Ending with: ‘O Soul come back and live for these
delights’ (Translated by Arthur Waley, Translations
from the Chinese, New York, 1941, p. 14.)
The kind of chariots for which the current chariot fittings were made first appeared during the Zhou dynasty for the use of kings, their consorts, and other members of the aristocracy. The size of the chariot and the number of horses used to pull it depended on the rank and sex of the occupant. It is interesting to note that a chariot with fittings somewhat similar to the current pair was excavated in 1980 from a late 3rd century tomb to the west of Qin Shihuang’s mausoleum (see Cheng Xuehua, ‘Qin Shihuang ling yi hao tongchema’, Kaogu yu Wenwu, 1990, no. 5, frontispiece and pp. 1-2; Sun Ji, ‘Luelun Shihuang lingyi hao tongche’, Wenwu, 1991, no. 1, pp. 14-19). Such fittings were attached to the front of the chariot to support a cross-bow. The cross-bow would have been suspended so that it rested on the curved neck of the phoenix, while the stock of the cross-bow rested against the upper part of the chariot. In this position the trigger mechanism of the cross-bow would have been within reach of the charioteer, and the string of the bow could have been drawn using the gaping mouth of the dragon on the fitting.

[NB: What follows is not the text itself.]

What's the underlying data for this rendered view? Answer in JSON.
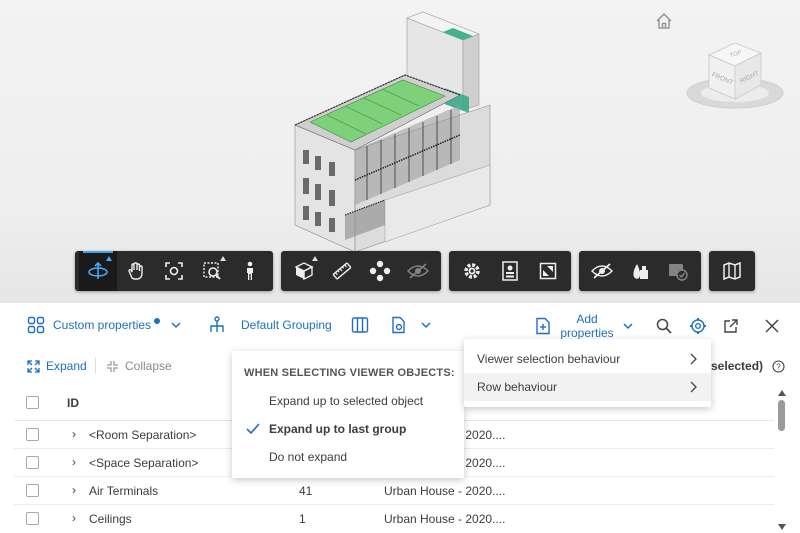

Very few chariot-fittings of this type have survived, but fittings of similar type, albeit of simpler design were excavated at Jincun in the 1920s (see Sueji Umehara, ‘Rakuyo Kinson Kobo Shuei’ (Report of the Findings of the Old Tombs at Jincun, Luoyang), Kyoto, 1937, pls. 53-56). The Jincun find included four pairs of fittings with dragon heads and bodies cast in relief (although without open-work). Another pair of chariot fittings, now in the Idemitsu Collection have similar phoenix heads to those on the current fittings (illustrated Idemitsu Museum of Arts, Ancient Chinese Arts in the Idemitsu Collection, Tokyo, 1989, no. 219).